Collect all the supplies before you head out. A stainless steal pan, funnel, screen/filter basket, strip cup and a glass milk jar. We keep teat wipes, olive oil, grain, peanuts and a grooming brush at the stanchion. When you have your supplies ready and your hands washed. You are ready to get your goat.
1) Make sure the grain is in the bucket
2) Stanchion is locked before beginning to milk

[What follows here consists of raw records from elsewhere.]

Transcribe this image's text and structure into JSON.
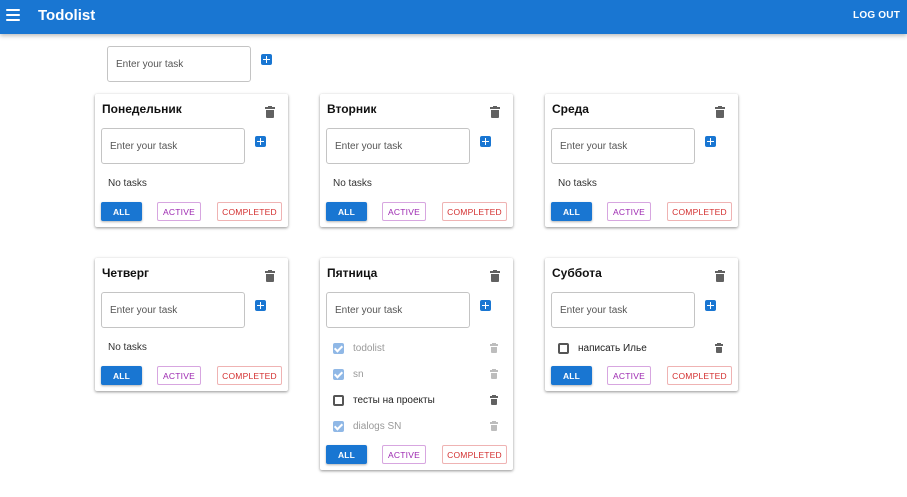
{
  "app": {
    "title": "Todolist",
    "logout_label": "LOG OUT"
  },
  "new_list": {
    "placeholder": "Enter your task"
  },
  "filters": {
    "all": "ALL",
    "active": "ACTIVE",
    "completed": "COMPLETED"
  },
  "lists": [
    {
      "title": "Понедельник",
      "placeholder": "Enter your task",
      "empty_text": "No tasks",
      "tasks": []
    },
    {
      "title": "Вторник",
      "placeholder": "Enter your task",
      "empty_text": "No tasks",
      "tasks": []
    },
    {
      "title": "Среда",
      "placeholder": "Enter your task",
      "empty_text": "No tasks",
      "tasks": []
    },
    {
      "title": "Четверг",
      "placeholder": "Enter your task",
      "empty_text": "No tasks",
      "tasks": []
    },
    {
      "title": "Пятница",
      "placeholder": "Enter your task",
      "empty_text": "",
      "tasks": [
        {
          "title": "todolist",
          "done": true
        },
        {
          "title": "sn",
          "done": true
        },
        {
          "title": "тесты на проекты",
          "done": false
        },
        {
          "title": "dialogs SN",
          "done": true
        }
      ]
    },
    {
      "title": "Суббота",
      "placeholder": "Enter your task",
      "empty_text": "",
      "tasks": [
        {
          "title": "написать Илье",
          "done": false
        }
      ]
    }
  ]
}
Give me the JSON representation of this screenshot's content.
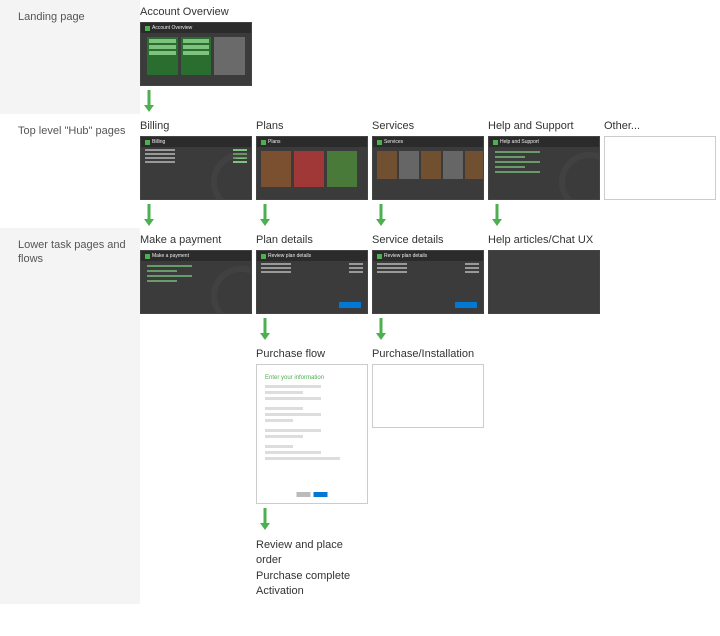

3) Check the doe for any changes in – her udder, teats, feet, mouth, bottom, etc. Is her udder red, cut, hot or does she jump when you touch her? If the answer is yes further inspection is needed. If she is found to be ok upon visual inspection, meaning no open wounds or sores and no signs of pain. Continue the milking routine. If however, you have a problem address it first. Inspect her milk in the strip cup and test for mastitis if necessary. If this is a first time milker she may need some time to get used to the routine. Make it a positive experience. If she has been doing fine and all of a sudden doesn't act right. Something may be wrong. Remember, you know your doe. Listen with your eyes to what she is telling you.
4) Clean hands and supplies are the most important part of the process. Make sure you don't contaminate that fresh goat milk.
5) Wipe down teats with teat wipe and solution
6) Olive oil hands and teats
7) Strip the first milk from the teats into the strip cup.
8) Check this milk for flakes, strings, or blood signs - act accordingly if there is a problem. If not continue milking.
9) Milk in the pan. When her stream slows bump the udder or massage softly then finish milking her out.
10) Wash off teats with your wipe. An udder cream or spray can be used but is not necessary. We use a peppermint rub to soothe our does.
11) Filter the milk into the jar / date / refrigerate your milk ASAP!
12) Feed your goat a peanut, praise her and give her a good shoulder scratch or brush down if you have time. Remember a happy goat gives the best milk.
Interesting facts: Only goats, sheep, toads, and octopi have rectangular pupils. In goats blue eyes are a dominant trait. When a goat calls out it is called bleating.
Our goats are registered through ADGA and/or AGS.
Can you see the baby on Missy's side?
Twin sisters Libbie and Lottie
Poor expecting Sadie. She had quads a few days later.